§ WHAT IS BEING ASKED
Please repeat each entry. Match every word exactly.
*** Block opens ***
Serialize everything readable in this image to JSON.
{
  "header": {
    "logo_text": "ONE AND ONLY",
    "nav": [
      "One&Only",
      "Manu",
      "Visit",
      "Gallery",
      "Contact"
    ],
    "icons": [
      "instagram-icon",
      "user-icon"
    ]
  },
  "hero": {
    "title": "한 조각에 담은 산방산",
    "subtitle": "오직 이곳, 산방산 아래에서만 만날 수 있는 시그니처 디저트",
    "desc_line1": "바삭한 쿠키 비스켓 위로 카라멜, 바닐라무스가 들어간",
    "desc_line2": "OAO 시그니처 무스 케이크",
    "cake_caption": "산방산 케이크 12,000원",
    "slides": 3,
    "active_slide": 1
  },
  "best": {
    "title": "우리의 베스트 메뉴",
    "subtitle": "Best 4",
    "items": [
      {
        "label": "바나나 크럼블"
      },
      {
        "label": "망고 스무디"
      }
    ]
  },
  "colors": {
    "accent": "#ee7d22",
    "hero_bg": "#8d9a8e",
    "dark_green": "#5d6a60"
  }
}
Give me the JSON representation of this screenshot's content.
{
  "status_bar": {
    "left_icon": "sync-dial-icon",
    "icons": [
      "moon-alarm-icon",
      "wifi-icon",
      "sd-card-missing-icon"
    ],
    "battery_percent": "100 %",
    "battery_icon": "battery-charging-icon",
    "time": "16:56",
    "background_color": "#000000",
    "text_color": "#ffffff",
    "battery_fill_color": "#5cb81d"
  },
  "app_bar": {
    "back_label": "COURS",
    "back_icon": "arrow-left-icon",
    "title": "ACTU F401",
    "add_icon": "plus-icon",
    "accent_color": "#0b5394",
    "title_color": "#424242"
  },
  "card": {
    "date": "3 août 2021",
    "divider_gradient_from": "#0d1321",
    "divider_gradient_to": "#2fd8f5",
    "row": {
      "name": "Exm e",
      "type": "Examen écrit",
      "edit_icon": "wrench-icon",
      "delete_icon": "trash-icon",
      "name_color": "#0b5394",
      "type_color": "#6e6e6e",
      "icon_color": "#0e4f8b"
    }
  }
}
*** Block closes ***
§ WRITTEN ANSWER
Serialize everything readable in this image to JSON.
{
  "header": {
    "logo_text": "ONE AND ONLY",
    "nav": [
      "One&Only",
      "Manu",
      "Visit",
      "Gallery",
      "Contact"
    ],
    "icons": [
      "instagram-icon",
      "user-icon"
    ]
  },
  "hero": {
    "title": "한 조각에 담은 산방산",
    "subtitle": "오직 이곳, 산방산 아래에서만 만날 수 있는 시그니처 디저트",
    "desc_line1": "바삭한 쿠키 비스켓 위로 카라멜, 바닐라무스가 들어간",
    "desc_line2": "OAO 시그니처 무스 케이크",
    "cake_caption": "산방산 케이크 12,000원",
    "slides": 3,
    "active_slide": 1
  },
  "best": {
    "title": "우리의 베스트 메뉴",
    "subtitle": "Best 4",
    "items": [
      {
        "label": "바나나 크럼블"
      },
      {
        "label": "망고 스무디"
      }
    ]
  },
  "colors": {
    "accent": "#ee7d22",
    "hero_bg": "#8d9a8e",
    "dark_green": "#5d6a60"
  }
}
Give me the JSON representation of this screenshot's content.
{
  "status_bar": {
    "left_icon": "sync-dial-icon",
    "icons": [
      "moon-alarm-icon",
      "wifi-icon",
      "sd-card-missing-icon"
    ],
    "battery_percent": "100 %",
    "battery_icon": "battery-charging-icon",
    "time": "16:56",
    "background_color": "#000000",
    "text_color": "#ffffff",
    "battery_fill_color": "#5cb81d"
  },
  "app_bar": {
    "back_label": "COURS",
    "back_icon": "arrow-left-icon",
    "title": "ACTU F401",
    "add_icon": "plus-icon",
    "accent_color": "#0b5394",
    "title_color": "#424242"
  },
  "card": {
    "date": "3 août 2021",
    "divider_gradient_from": "#0d1321",
    "divider_gradient_to": "#2fd8f5",
    "row": {
      "name": "Exm e",
      "type": "Examen écrit",
      "edit_icon": "wrench-icon",
      "delete_icon": "trash-icon",
      "name_color": "#0b5394",
      "type_color": "#6e6e6e",
      "icon_color": "#0e4f8b"
    }
  }
}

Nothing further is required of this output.